The marking structure for this class was as unconventional as his teaching style – which had many students griping (I think some were on the verge of starting a petition to try and have him fired). The assignments weren’t hard, but they were extremely open ended which made you think. One assignment was along the lines of “present four topics in the Media that you found interesting”. Submissions in the form of a four page essay consistently scored lower than a single sheet of paper filled with bullet points and hand drawn color pictures. At the end of the course most of the students that “got it” had abandoned their pens and computers for paint, scissors, and pencil crayons. On my final exam I used a pair of scissors to turn my exam book into a pop-out, and had answered every question with a different colored pencil crayon.

In retrospect Regoczei really forced his students to think outside the box in a conventional setting – if we didn’t think outside the box we received a poor mark. For me, he demonstrated that if you understand the constraints of your environment, then you can play within these rules and thrive as you change the rules. Today I’d label Regoczei as a heretic.

Regoczei’s course also promoted a great sense of community – the first 45 minutes of his class were dedicated to a media show-and-tell where students could show an exciting product, or bring up an article for discussion. In a couple discussions we debated whether the oil slicks (highways) covering our country were worse than the oil spilling into the oceans and the emissions in our air, or how antiques featured on the antique road show can maintain value whereas mass produced replicas were cheapening our world, and we had ongoing conversations on quality vs quantity.

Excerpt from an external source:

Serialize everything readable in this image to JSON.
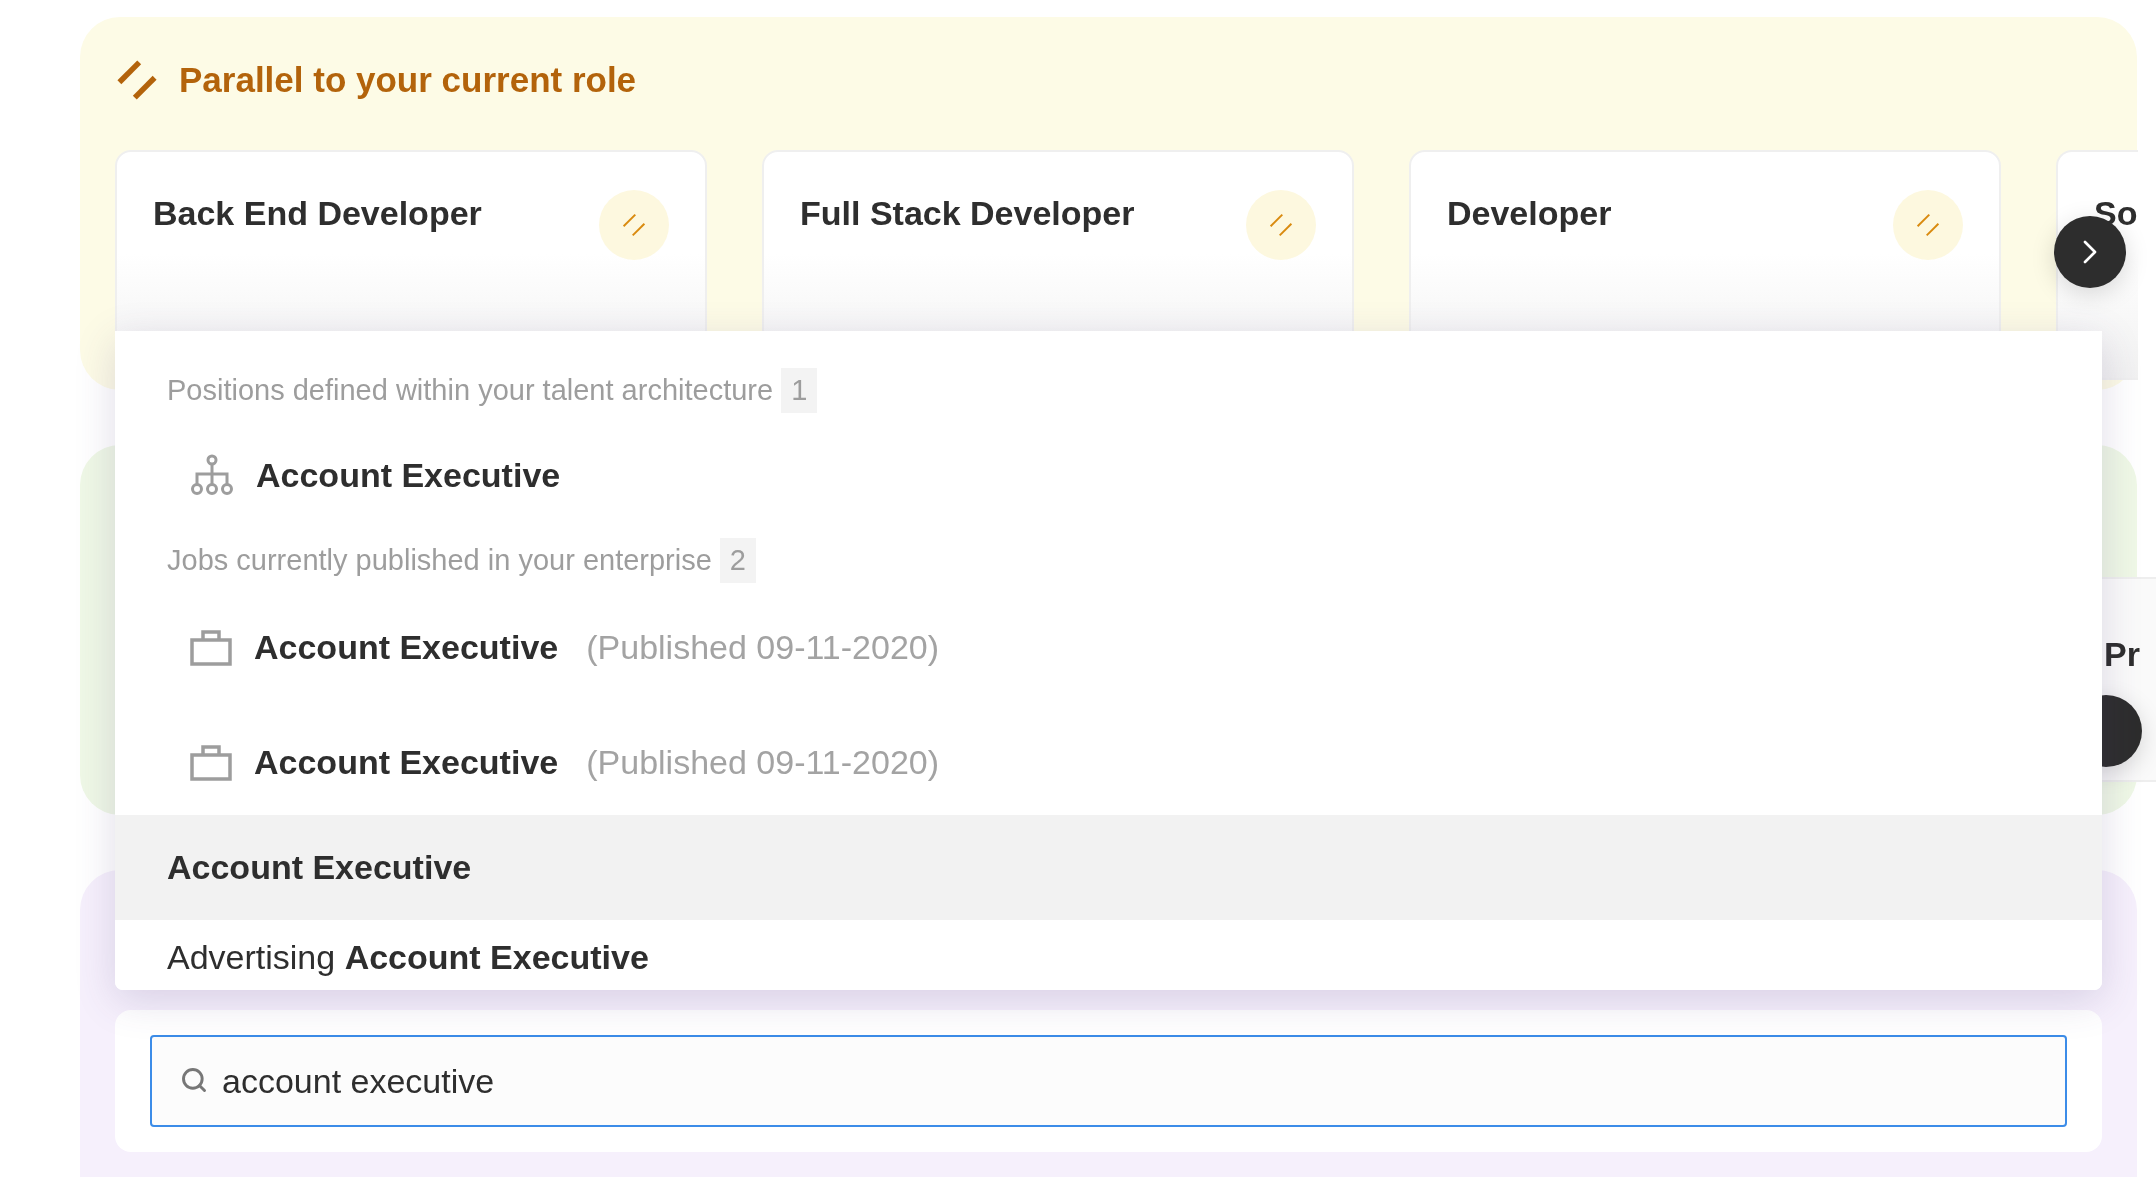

In addition to the discussions, his extremely open ended assignments forced the class to come together and compare their marks and assignment strategies in an effort to figure out his bazaar marking scheme.

Today I think Regoczei’s main points were (but I’m not sure, and every student walked away with different ideas):

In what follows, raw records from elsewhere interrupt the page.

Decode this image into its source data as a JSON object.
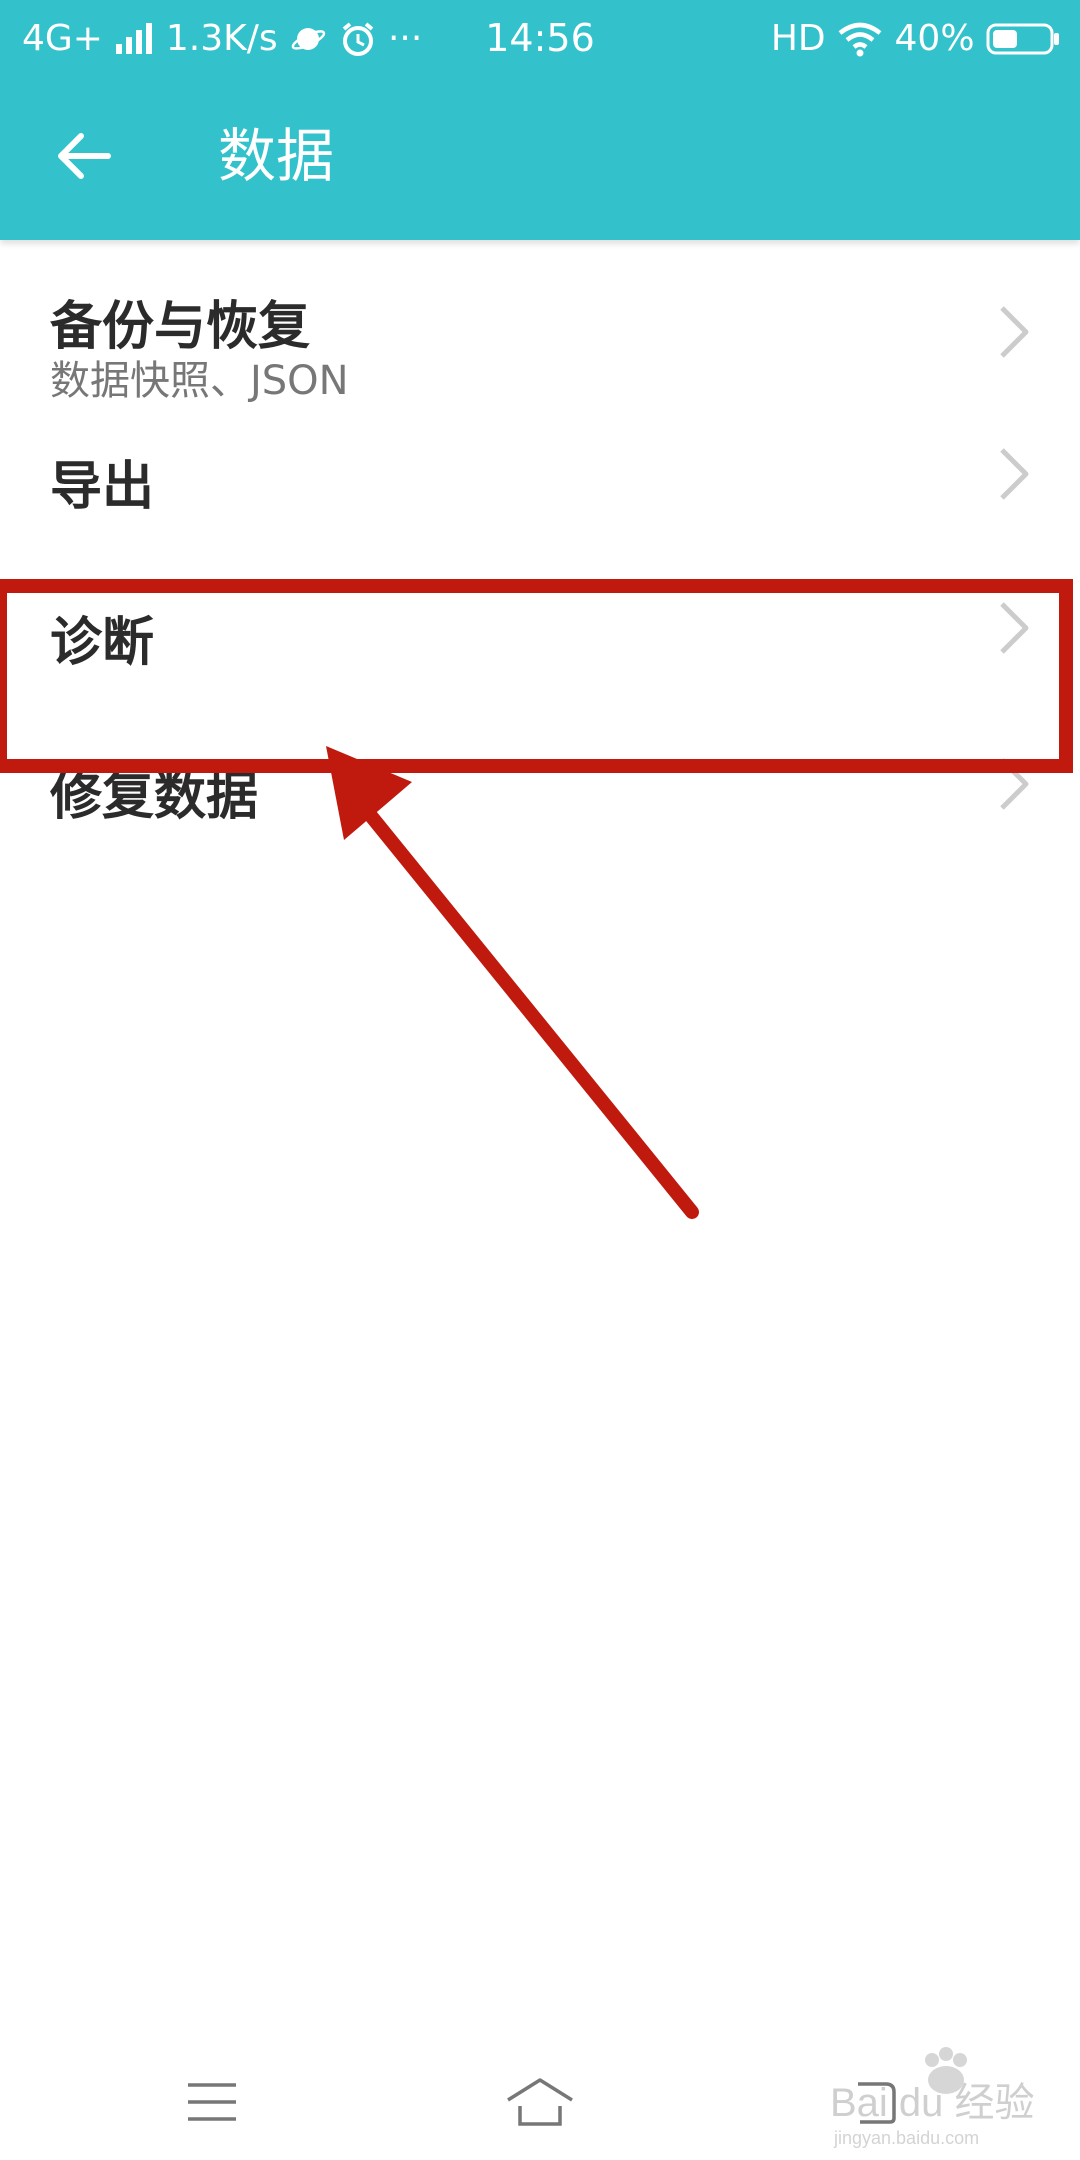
{
  "status_bar": {
    "network": "4G+",
    "speed": "1.3K/s",
    "dots": "···",
    "time": "14:56",
    "hd": "HD",
    "battery": "40%"
  },
  "header": {
    "title": "数据",
    "back_icon": "arrow-left-icon"
  },
  "list": {
    "items": [
      {
        "title": "备份与恢复",
        "subtitle": "数据快照、JSON"
      },
      {
        "title": "导出"
      },
      {
        "title": "诊断"
      },
      {
        "title": "修复数据"
      }
    ]
  },
  "annotation": {
    "highlight_color": "#c0190e",
    "highlighted_item": "诊断"
  },
  "nav_bar": {
    "icons": [
      "menu-icon",
      "home-icon",
      "back-icon"
    ]
  },
  "watermark": {
    "brand": "Bai du 经验",
    "url": "jingyan.baidu.com"
  },
  "colors": {
    "header_bg": "#33c2cb",
    "title_text": "#2b2b2b",
    "subtitle_text": "#777777",
    "chevron": "#cccccc"
  }
}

  • You need to think outside the box in order to be successful
  • We should question everything
  • People that can get beyond conventional thinking will never need to look for a job, because the jobs will always find them
  • There is a world of difference between “Kiddie” computing (Microsoft based PCs) and “Grown up” computing (unix, linux, macs, anything else)

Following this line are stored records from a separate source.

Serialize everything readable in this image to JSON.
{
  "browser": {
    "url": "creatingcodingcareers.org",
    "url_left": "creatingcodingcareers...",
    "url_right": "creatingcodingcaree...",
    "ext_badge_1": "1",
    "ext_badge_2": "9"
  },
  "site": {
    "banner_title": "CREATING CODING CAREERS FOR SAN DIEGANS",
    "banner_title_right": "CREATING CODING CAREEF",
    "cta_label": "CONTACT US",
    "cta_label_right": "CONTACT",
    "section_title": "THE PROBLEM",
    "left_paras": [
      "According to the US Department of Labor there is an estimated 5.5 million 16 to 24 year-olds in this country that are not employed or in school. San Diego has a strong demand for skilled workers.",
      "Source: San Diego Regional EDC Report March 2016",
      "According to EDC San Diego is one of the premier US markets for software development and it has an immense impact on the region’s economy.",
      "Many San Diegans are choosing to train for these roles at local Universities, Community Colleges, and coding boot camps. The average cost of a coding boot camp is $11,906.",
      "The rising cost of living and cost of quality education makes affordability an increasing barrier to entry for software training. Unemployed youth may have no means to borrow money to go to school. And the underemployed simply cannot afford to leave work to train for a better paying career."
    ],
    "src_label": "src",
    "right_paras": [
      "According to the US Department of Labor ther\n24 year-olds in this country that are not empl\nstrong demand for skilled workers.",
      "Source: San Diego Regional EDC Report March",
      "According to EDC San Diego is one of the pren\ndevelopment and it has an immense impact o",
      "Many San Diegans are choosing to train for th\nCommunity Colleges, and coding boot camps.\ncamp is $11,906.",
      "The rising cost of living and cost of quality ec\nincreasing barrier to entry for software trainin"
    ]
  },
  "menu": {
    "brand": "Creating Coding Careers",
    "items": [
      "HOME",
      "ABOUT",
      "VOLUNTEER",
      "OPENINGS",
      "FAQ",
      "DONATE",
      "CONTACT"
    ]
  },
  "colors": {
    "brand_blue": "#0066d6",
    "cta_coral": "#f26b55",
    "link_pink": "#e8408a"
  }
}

This course along, with my discussion based English seminars were the most exciting, inspirational, and though provoking courses at Trent University. These were the courses that really taught me how to learn, inspired me, and left me hungry to continue learning, reading, writing, thinking, and growing.

This quote from Arden’s book reminded me of Regoczei’s approach to teaching:

Good marks will not secure you an interesting life.
Your imagination will. – Paul Arden, Whatever You Think, Think the Opposite

What inspirational teachers have you had in the past?

Author: Adam Kahtava Categories: Community, Musings Tags:

I WANT MEANS if I want it enough I will get it.

December 1st, 2008

I WANT MEANS if I want it enough I will get it.
Getting what you want means making the decisions you need to make to get what you want.
Not the decisions those around you should make.
Making the safe decision is dull predictable and leads nowhere new.
The unsafe decision causes you to think and respond in a way you hadn’t thought of.
And that thought will lead to other thoughts which will help you achieve what you want.
Start making bad decisions and it will take you to a place where others only dream of being. - Paul Arden, Whatever You Think, Think the Opposite

In one of my previous posts I said that I wanted more passion in my work – I want to be a happy satisfied developer (to use the tools, editors, frameworks, computers, and languages that make me happy). After publishing those thoughts, I wondered if I was being self centered – I kept thinking: “maybe I should just be happy with where I am? People are in worse situations right?” Then Arden comes along and offers that bit of encouragement.

We only live once, happiness and passion is important, I can’t settle for mediocracy. I continue to want.

Author: Adam Kahtava Categories: Musings, Personal Tags: